**Task requirements**
Below are the records; work out how many lines among them contain "JSON", and write nothing besides that number.

[Page and application data records]
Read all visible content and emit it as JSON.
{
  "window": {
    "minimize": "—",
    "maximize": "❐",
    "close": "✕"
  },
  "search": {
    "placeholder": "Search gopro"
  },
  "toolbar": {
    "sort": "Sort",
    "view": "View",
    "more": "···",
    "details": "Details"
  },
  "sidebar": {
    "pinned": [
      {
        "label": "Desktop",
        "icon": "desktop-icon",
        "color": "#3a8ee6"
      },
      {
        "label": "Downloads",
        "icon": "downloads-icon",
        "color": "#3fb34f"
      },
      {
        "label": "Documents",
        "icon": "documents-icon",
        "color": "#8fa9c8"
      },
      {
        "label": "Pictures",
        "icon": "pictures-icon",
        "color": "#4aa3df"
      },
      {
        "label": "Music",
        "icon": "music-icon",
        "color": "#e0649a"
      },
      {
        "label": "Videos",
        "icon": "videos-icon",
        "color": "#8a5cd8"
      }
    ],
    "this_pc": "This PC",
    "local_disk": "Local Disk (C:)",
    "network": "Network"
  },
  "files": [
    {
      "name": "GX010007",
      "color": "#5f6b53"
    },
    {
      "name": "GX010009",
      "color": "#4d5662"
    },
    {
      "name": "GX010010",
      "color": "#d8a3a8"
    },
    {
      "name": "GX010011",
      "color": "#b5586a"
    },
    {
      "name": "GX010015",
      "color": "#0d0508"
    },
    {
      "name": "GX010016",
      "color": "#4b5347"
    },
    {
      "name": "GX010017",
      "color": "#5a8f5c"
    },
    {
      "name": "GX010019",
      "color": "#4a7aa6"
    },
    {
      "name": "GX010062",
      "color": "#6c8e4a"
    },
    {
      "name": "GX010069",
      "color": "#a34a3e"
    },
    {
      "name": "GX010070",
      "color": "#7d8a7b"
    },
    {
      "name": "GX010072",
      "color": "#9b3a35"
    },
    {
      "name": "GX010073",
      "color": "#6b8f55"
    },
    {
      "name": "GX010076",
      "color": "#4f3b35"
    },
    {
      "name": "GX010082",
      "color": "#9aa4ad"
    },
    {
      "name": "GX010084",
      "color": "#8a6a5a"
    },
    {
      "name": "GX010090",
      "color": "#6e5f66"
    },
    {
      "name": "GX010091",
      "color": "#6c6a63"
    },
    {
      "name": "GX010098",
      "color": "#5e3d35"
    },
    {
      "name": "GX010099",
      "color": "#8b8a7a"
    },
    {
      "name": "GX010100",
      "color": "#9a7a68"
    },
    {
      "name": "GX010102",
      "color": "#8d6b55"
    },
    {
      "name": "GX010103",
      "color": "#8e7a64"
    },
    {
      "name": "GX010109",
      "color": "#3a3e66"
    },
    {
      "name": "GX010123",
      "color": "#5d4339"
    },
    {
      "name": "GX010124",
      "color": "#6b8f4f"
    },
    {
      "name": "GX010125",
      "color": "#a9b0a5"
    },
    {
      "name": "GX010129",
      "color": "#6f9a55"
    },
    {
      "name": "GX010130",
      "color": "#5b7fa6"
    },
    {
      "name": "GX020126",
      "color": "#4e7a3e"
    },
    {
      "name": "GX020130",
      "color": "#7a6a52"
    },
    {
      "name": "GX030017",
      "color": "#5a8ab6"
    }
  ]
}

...

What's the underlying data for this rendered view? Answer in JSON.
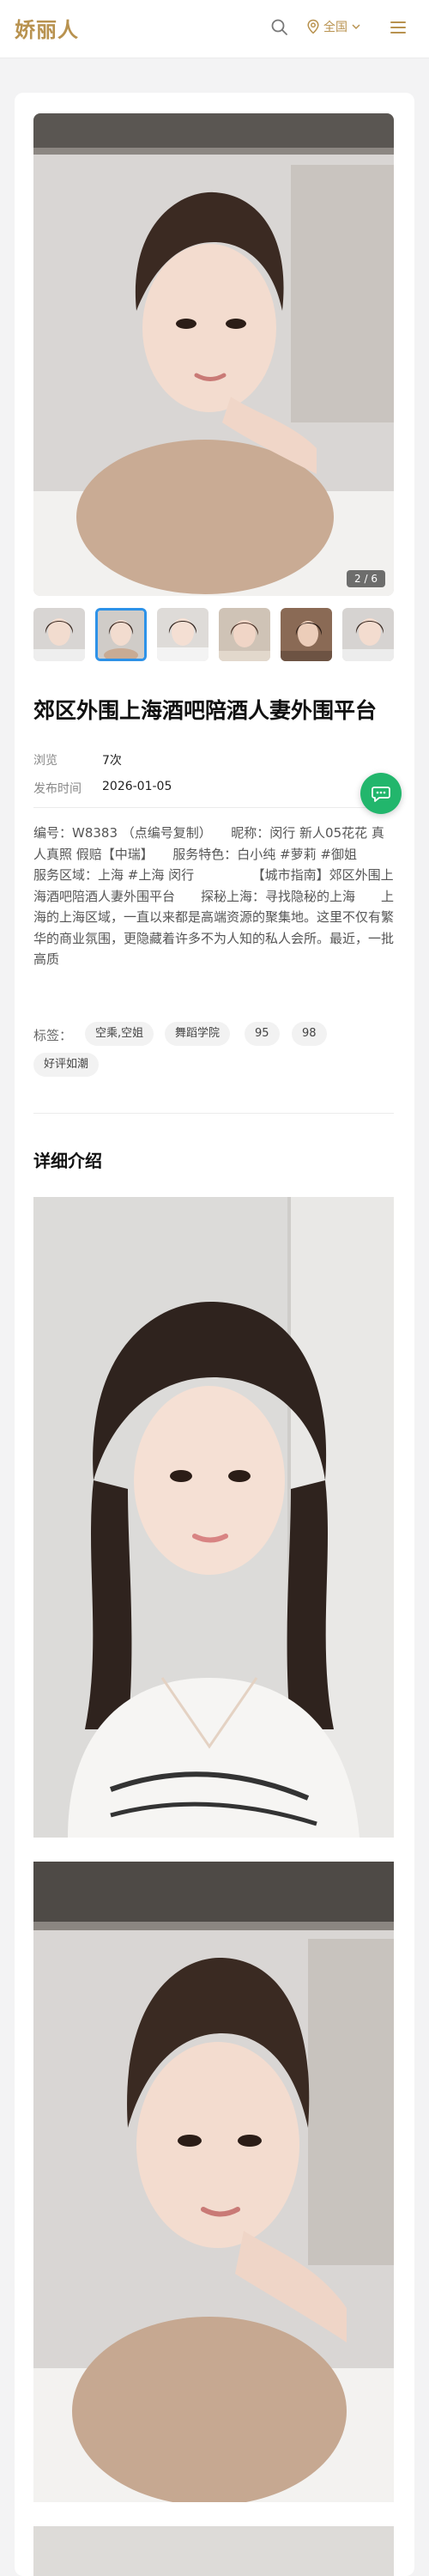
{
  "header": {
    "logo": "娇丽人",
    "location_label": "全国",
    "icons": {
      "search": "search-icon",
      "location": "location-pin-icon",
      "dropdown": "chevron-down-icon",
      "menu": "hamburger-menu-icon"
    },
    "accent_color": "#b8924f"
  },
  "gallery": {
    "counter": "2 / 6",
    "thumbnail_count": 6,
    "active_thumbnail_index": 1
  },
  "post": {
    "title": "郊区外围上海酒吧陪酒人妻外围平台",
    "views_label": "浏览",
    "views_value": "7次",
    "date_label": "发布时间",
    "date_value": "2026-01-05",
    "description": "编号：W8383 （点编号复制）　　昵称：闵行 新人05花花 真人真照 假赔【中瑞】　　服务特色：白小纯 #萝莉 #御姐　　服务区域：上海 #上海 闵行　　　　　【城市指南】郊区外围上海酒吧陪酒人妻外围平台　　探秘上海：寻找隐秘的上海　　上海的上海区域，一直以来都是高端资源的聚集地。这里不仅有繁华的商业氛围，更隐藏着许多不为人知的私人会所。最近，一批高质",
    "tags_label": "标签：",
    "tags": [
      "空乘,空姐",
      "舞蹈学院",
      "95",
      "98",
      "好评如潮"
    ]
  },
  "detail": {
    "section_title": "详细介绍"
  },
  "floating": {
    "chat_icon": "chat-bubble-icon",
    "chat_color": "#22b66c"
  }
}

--

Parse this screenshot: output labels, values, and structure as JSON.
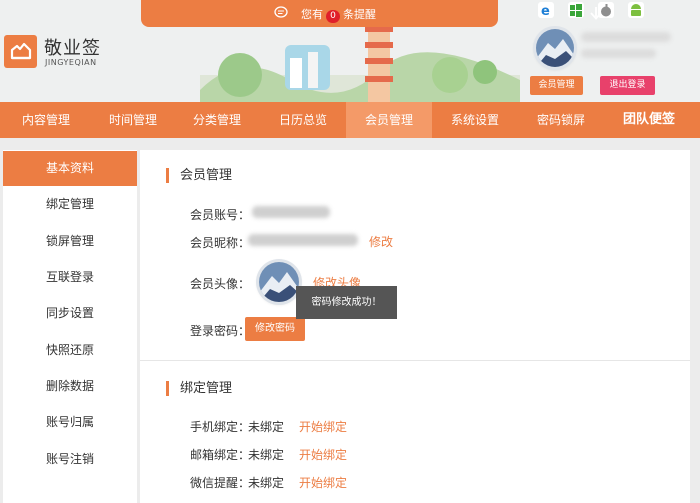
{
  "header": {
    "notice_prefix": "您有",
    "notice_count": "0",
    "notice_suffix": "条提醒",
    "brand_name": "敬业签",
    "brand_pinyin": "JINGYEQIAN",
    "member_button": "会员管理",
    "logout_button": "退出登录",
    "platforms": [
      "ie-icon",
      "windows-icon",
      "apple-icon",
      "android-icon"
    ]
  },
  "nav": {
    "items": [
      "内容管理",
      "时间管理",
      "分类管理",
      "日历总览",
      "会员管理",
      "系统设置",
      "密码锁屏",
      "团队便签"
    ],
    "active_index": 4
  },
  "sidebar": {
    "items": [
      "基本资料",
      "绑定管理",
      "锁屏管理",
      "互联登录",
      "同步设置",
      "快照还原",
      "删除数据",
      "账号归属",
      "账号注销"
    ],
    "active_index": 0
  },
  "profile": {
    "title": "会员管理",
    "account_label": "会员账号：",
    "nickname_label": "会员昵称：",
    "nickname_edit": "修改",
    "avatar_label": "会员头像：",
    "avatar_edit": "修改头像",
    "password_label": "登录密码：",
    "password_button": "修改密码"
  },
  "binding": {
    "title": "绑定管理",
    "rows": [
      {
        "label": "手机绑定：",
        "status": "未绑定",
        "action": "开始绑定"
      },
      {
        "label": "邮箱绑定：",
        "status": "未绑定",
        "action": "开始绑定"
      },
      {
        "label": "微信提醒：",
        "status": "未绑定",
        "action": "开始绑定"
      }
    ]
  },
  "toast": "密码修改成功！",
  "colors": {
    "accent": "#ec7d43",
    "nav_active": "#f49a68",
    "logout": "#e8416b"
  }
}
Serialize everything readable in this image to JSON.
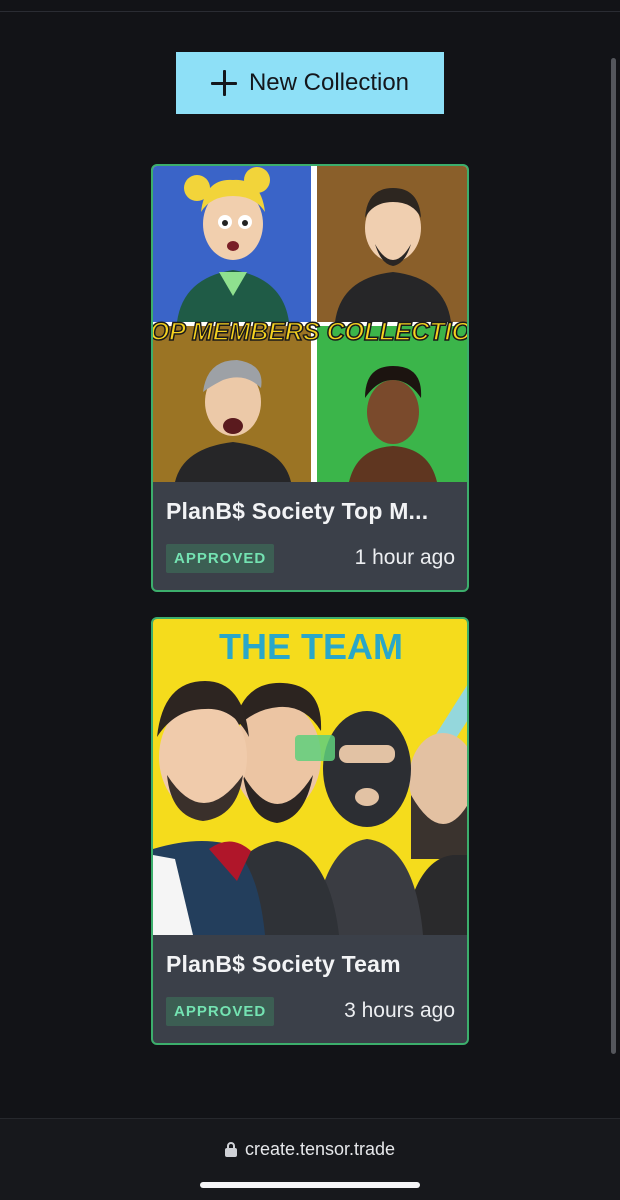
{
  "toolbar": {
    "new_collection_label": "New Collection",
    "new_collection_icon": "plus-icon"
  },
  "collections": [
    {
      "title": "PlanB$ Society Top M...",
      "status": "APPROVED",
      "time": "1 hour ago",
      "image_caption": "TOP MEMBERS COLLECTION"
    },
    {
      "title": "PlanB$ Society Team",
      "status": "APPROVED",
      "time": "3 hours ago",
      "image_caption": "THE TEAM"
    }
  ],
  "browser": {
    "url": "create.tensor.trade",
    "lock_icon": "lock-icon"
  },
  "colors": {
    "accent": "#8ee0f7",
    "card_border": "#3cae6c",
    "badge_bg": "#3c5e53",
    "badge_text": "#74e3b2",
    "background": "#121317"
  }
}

**Answer to this task**
4